Finding signs of autism in the blood

The researchers collected blood samples from 118 infants with autism. Then they examined how the white blood cells expressed messenger RNA (mRNA), which is a marker for the overall activity of the genes and contains results from genetic mutations and variants, epigenetics and so on.

The researchers examined white blood cells because they are constantly being recreated. This means that the same steps that occur as the fetus develops, including the brain, are continually repeated in the white blood cells. This can provide researchers a window into the time when things may go wrong during fetal development and the foundations of autism are laid.

The results showed a clear difference in gene coexpression among children with autism with normal language development versus late language development. One group of children expressed several types of mRNA that were not expressed to the same extent in the other group.

The researchers examined the genes closely, and many were specific to humans and linked to language development. The genes are expressed in many different tissues, including the brain and the white blood cells, and have also been identified as influencing the development of autism.

This is interesting. Many of these genes play a role in brain development in the first trimester of pregnancy. Our findings show neurobiological differences among children with autism who have late language development versus those who do not and that these differences are already present before the children develop their language difficulties,” explains Nathan Lewis.

Discovery can be used for diagnosing autism

The new results give researchers greater insight into autism and its various subtypes. In addition, the results provide insight into developing diagnostic tests that can determine whether a child has autism or not.

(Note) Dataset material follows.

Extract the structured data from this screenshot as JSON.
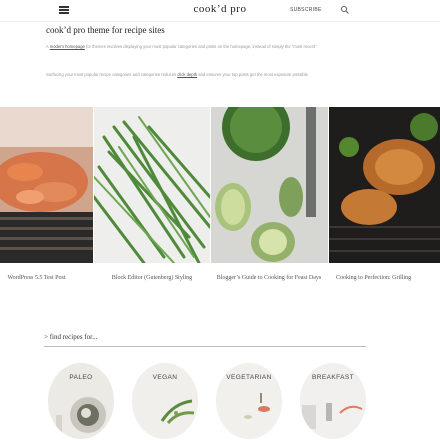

Language problems are an early sign of the development of autism, and the fact that researchers can show a measurable neurobiological association with language difficulties enables language support and other actions to be implemented much earlier to help the child develop as normally as possible.

“Although we may not be able to find specific genetic mutations to explain the development of autism, we can pinpoint the genes that are involved and expressed in changes in brain development in the early fetal development stage among children with autism. We have finally begun to understand the neurobiological background for the development of autism. This knowledge will likely make it possible to more effectively treat people with autism in the future,” says Nathan Lewis.

Large-scale associations between the leukocyte transcriptome and BOLD responses to speech differ in autism early language outcome subtypes” has been published in Nature Neuroscience. Nathan Lewis is Associate Professor, Systems Biology and Cell Engineering and Novo Nordisk Foundation Center for Biosustainability, University of California, San Diego, USA.

Nathan S. Lewis
George L. Argyros Professor of Chemistry
Prof. Nathan S. Lewis has been active in the solar fuels/solar chemical field for over 40 years, and has published over 500 papers, presented hundreds of public and technical plenary and invited lectures in the area, and is responsible for training a preeminent cohort of globally leading researchers in the solar fuels field. Prof. Lewis graduated from the California Institute of Technology with a B.S. and M.S. in Chemistry in 1977 working with Prof. Harry B. Gray. In 1981, he obtained a Ph.D. in Inorganic Chemistry from the Massachusetts Institute of Technology after working under the supervision of Prof. Mark S. Wrighton in 1981. Prof. Lewis then began as an Assistant Professor at Stanford University and was promoted to the rank of Associate Professor in 1986. In 1988, Prof. Lewis returned to Caltech where he is currently the George L. Argyros Professor of Chemistry.